• _What is being asked_: Only the pictures are to be left out; write out the rest of the data exactly.
[Task input Boundary: Start]
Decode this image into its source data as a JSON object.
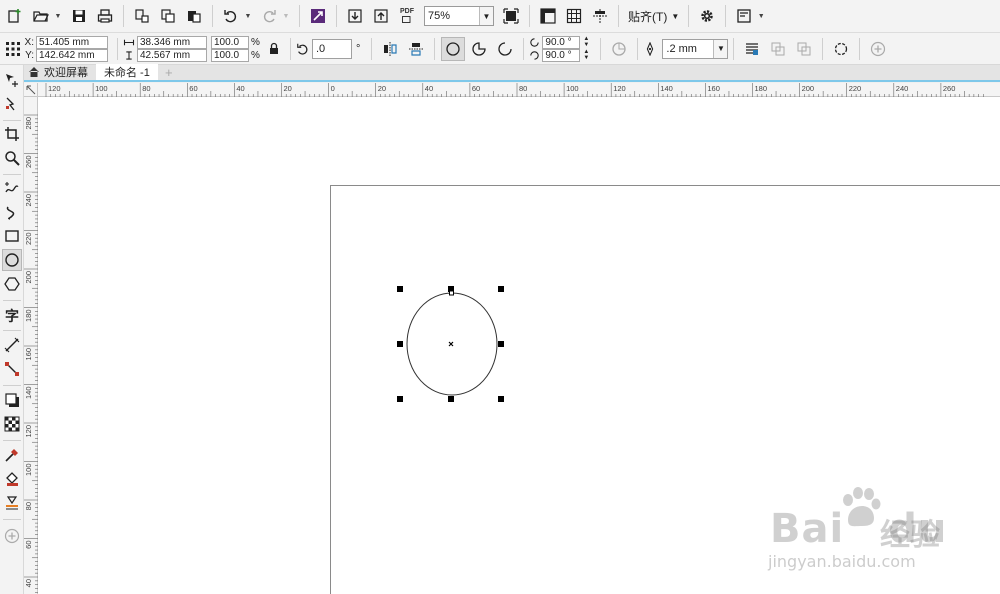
{
  "toolbar": {
    "pdf_label": "PDF",
    "zoom_value": "75%",
    "snap_label": "贴齐(T)"
  },
  "propbar": {
    "x_label": "X:",
    "x_value": "51.405 mm",
    "y_label": "Y:",
    "y_value": "142.642 mm",
    "width_value": "38.346 mm",
    "height_value": "42.567 mm",
    "scale_x": "100.0",
    "scale_y": "100.0",
    "percent": "%",
    "rotation": ".0",
    "degree": "°",
    "start_angle": "90.0 °",
    "end_angle": "90.0 °",
    "outline_width": ".2 mm"
  },
  "tabs": [
    {
      "label": "欢迎屏幕"
    },
    {
      "label": "未命名 -1"
    }
  ],
  "ruler": {
    "h_labels": [
      "120",
      "100",
      "80",
      "60",
      "40",
      "20",
      "0",
      "20",
      "40",
      "60",
      "80",
      "100",
      "120",
      "140",
      "160",
      "180",
      "200",
      "220",
      "240",
      "260"
    ],
    "v_labels": [
      "280",
      "260",
      "240",
      "220",
      "200",
      "180",
      "160",
      "140",
      "120",
      "100",
      "80",
      "60",
      "40"
    ]
  },
  "watermark": {
    "brand": "Bai",
    "brand_tail": "du",
    "cn": "经验",
    "url": "jingyan.baidu.com"
  },
  "colors": {
    "accent_tab_line": "#7ec8ea",
    "page_border": "#8a8a8a",
    "handle": "#000000"
  }
}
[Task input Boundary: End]
• _Response area_:
Decode this image into its source data as a JSON object.
{
  "toolbar": {
    "pdf_label": "PDF",
    "zoom_value": "75%",
    "snap_label": "贴齐(T)"
  },
  "propbar": {
    "x_label": "X:",
    "x_value": "51.405 mm",
    "y_label": "Y:",
    "y_value": "142.642 mm",
    "width_value": "38.346 mm",
    "height_value": "42.567 mm",
    "scale_x": "100.0",
    "scale_y": "100.0",
    "percent": "%",
    "rotation": ".0",
    "degree": "°",
    "start_angle": "90.0 °",
    "end_angle": "90.0 °",
    "outline_width": ".2 mm"
  },
  "tabs": [
    {
      "label": "欢迎屏幕"
    },
    {
      "label": "未命名 -1"
    }
  ],
  "ruler": {
    "h_labels": [
      "120",
      "100",
      "80",
      "60",
      "40",
      "20",
      "0",
      "20",
      "40",
      "60",
      "80",
      "100",
      "120",
      "140",
      "160",
      "180",
      "200",
      "220",
      "240",
      "260"
    ],
    "v_labels": [
      "280",
      "260",
      "240",
      "220",
      "200",
      "180",
      "160",
      "140",
      "120",
      "100",
      "80",
      "60",
      "40"
    ]
  },
  "watermark": {
    "brand": "Bai",
    "brand_tail": "du",
    "cn": "经验",
    "url": "jingyan.baidu.com"
  },
  "colors": {
    "accent_tab_line": "#7ec8ea",
    "page_border": "#8a8a8a",
    "handle": "#000000"
  }
}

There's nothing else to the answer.